Look through the data and write out every line with the word "terminal" in it.

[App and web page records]
────────────────────
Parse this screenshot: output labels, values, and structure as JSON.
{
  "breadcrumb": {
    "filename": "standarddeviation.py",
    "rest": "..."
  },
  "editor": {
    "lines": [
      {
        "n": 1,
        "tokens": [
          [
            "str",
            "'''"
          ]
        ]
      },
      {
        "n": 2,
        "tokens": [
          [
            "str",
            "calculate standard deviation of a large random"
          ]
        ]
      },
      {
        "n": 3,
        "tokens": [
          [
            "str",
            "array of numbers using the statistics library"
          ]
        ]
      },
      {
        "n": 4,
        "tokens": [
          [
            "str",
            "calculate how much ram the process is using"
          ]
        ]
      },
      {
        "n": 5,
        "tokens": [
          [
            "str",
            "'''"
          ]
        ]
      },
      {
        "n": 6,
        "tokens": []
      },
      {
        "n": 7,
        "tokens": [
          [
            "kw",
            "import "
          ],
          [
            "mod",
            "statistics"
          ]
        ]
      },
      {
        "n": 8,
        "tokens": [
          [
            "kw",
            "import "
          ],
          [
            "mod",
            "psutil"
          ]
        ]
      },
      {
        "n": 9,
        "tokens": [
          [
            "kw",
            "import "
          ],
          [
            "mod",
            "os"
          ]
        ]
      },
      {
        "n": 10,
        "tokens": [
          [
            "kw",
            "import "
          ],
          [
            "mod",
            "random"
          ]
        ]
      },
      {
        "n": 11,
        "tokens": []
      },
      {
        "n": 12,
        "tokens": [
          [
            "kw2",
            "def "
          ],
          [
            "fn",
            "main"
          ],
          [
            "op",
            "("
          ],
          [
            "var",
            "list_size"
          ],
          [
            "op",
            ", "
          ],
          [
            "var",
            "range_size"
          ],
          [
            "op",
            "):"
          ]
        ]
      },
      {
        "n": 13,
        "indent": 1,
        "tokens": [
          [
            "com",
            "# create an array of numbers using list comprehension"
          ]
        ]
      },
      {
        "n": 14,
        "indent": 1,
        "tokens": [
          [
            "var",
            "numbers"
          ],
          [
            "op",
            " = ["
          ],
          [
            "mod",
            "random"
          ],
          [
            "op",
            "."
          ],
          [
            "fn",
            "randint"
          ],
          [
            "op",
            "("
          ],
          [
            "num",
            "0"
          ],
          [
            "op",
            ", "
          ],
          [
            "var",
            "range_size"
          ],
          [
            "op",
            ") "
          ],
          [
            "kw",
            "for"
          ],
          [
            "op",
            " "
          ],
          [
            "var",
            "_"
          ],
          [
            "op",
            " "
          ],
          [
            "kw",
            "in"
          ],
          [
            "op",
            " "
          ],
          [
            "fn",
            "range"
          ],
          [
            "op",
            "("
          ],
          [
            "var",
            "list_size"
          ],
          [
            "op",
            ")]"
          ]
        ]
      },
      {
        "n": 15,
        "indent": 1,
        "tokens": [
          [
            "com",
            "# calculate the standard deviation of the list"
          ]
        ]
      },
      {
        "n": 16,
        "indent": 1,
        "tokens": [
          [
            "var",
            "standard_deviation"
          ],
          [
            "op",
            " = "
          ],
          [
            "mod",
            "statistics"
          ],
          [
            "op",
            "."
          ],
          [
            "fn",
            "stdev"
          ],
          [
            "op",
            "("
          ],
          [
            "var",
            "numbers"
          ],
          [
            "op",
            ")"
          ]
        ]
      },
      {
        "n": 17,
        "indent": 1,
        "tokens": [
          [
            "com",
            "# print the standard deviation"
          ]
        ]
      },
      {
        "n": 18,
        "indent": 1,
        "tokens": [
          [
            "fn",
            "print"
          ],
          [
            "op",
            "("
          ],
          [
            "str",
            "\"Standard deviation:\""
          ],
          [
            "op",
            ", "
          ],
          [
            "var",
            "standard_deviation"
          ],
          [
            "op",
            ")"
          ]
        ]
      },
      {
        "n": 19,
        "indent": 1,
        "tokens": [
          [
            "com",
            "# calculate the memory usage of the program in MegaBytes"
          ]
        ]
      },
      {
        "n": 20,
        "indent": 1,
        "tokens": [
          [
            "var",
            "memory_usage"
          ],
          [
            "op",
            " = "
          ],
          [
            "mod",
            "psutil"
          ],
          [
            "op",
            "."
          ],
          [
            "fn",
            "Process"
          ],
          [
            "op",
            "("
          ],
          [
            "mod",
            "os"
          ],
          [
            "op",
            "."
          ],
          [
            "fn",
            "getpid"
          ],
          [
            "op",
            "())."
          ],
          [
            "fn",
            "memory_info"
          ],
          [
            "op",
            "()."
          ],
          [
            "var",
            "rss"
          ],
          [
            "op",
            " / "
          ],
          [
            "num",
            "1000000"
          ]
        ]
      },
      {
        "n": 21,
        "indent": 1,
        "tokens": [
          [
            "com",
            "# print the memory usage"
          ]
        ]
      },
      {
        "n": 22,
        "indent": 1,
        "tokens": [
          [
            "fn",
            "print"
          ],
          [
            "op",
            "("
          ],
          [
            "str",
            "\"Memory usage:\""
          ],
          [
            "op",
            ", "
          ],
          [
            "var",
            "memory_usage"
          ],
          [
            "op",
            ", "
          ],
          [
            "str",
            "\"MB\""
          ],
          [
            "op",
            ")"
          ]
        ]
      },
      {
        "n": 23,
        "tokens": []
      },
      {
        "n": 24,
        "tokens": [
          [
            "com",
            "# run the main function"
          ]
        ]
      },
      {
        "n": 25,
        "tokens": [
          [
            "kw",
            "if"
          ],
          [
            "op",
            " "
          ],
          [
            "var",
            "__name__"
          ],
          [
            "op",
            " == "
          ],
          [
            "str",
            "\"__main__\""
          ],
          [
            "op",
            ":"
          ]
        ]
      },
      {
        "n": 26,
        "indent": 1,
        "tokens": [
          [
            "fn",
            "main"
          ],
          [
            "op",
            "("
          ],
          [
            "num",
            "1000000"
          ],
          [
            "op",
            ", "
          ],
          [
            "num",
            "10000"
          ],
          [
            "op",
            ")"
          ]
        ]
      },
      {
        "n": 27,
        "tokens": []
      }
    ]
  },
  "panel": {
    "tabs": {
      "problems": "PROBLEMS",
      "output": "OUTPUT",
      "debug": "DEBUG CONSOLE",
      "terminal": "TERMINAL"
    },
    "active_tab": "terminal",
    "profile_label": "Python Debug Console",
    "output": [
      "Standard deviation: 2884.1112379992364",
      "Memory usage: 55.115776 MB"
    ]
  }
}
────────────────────
> TASK OUTPUT
      "terminal": "TERMINAL"
    "active_tab": "terminal",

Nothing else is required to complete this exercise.